In his 2002 book The Mind In The Cave, David Lewis Williams discussed the importance of quartz in a spiritual context (p. 176-77). He related the findings of David Whitley who wrote about a site named Sally’s Rock Shelter in the Mojave Desert where pieces of quartz which had been used as hammerstones on petroglyphs had been dropped around the site.
Williams cited a number of other connections between Southwestern Native American spiritual practices and quartz. He speculated that the reason that quartz cobbles were considered to be special was because they possess triboluminescence, when two rounded quarts cobbles are rubbed together in the dark they generate flashes of light in their interiors, an effect that I have personally confirmed many times with quartz cobbles in a dark room. Williams confirms that striking a quartz cobble against a rock surface (in other words using it as a hammerstone) does not seem to generate those interior flashes of light, but it still might be thought to possess enough spiritual significance because of that property that it is prized for use as a hammerstone.
David Whitley had previously written essentially the same as Williams in 2000 in The Art Of The Shaman, (page 102) where he said “the reason for this selective utilization of quartz lies in shamanistic beliefs about and uses of this mineral. Quartz crystals were common components of shamans’ ritual kits. Shamans also sometimes took white quartz rocks on their vision quests. They would strike them together to release their supernatural power.”
Quartzite hammerstone, Wild Horse
Draw, Canyon Pintado, CO.
Photo: Peter Faris.
At Ghost Ranch near Abiquiu, New Mexico, the Florence Hawley Ellis Museum of Anthropology had a pair of quartz cobbles on exhibit labeled as “lightning stones”. Ellis, an archaeologist who worked in the Southwest from the 1930s to the 1960s, had excavated them from a kiva and speculated that in the dark of the kiva they were rubbed together to generate their flashes of light that resemble internal flashes of lightning inside of clouds.
The illustrations accompanying this column show a quartz cobble that had been used as a hammerstone to create a petroglyph(s) on a boulder on Airport Hill, St. George, UT, and one of the many petroglyphs found on boulders on Airport Hill, in St. George, UT, which may have been produced with this hammerstone.

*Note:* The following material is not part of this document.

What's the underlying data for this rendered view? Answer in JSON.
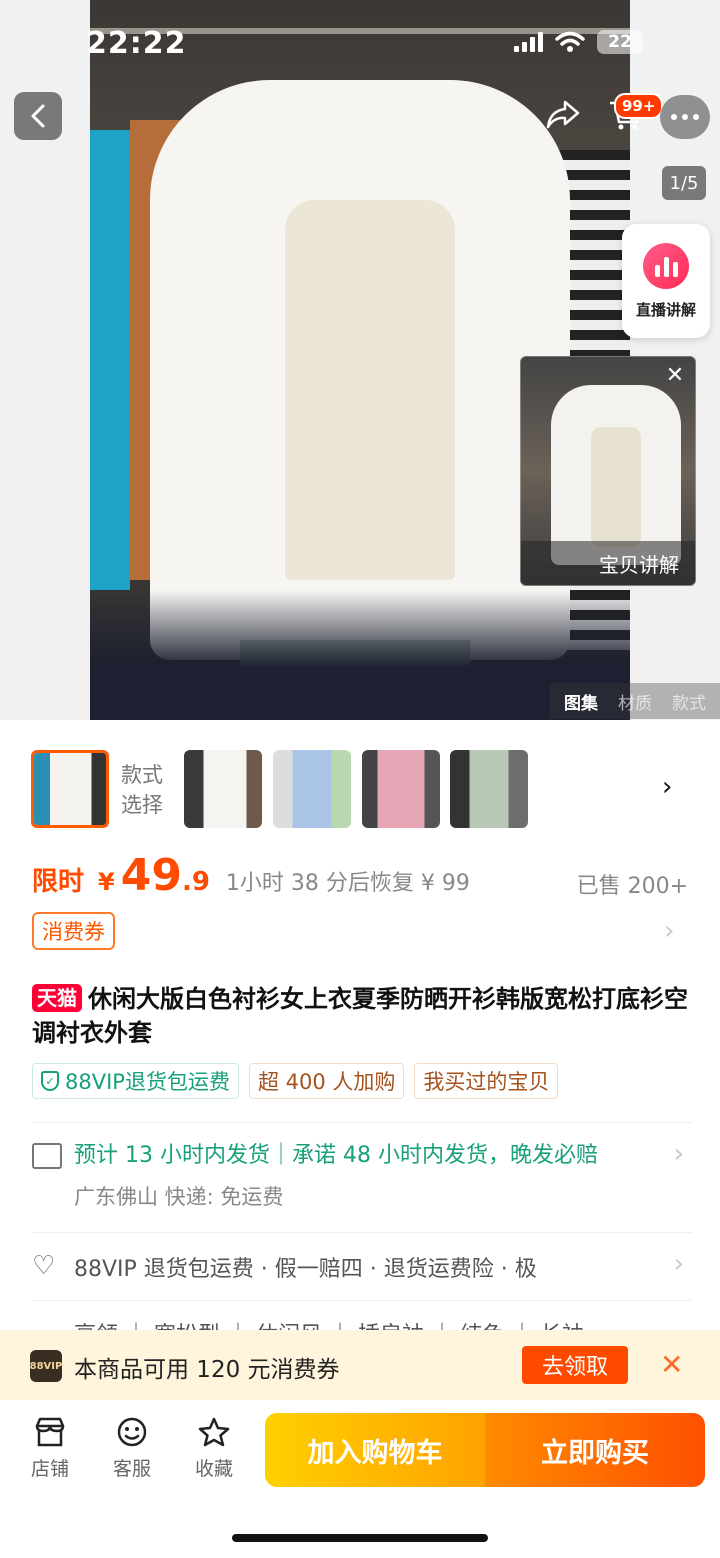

The final illustration is a hammerstone from Wild Horse Draw in Canyon Pintado, northwestern Colorado, which seems to be a quartzite cobble. It is possible that the close resemblance of quartzite to quartz confers some of the same special spiritual significance on it. I have reproduced the “lightning stone effect” with quartz cobbles many times and can personally attest to the magical effect. If it fascinates me, how much more entrancing must it have been in prehistoric situations in a pitch black kiva, proof of spiritual power at our fingertips.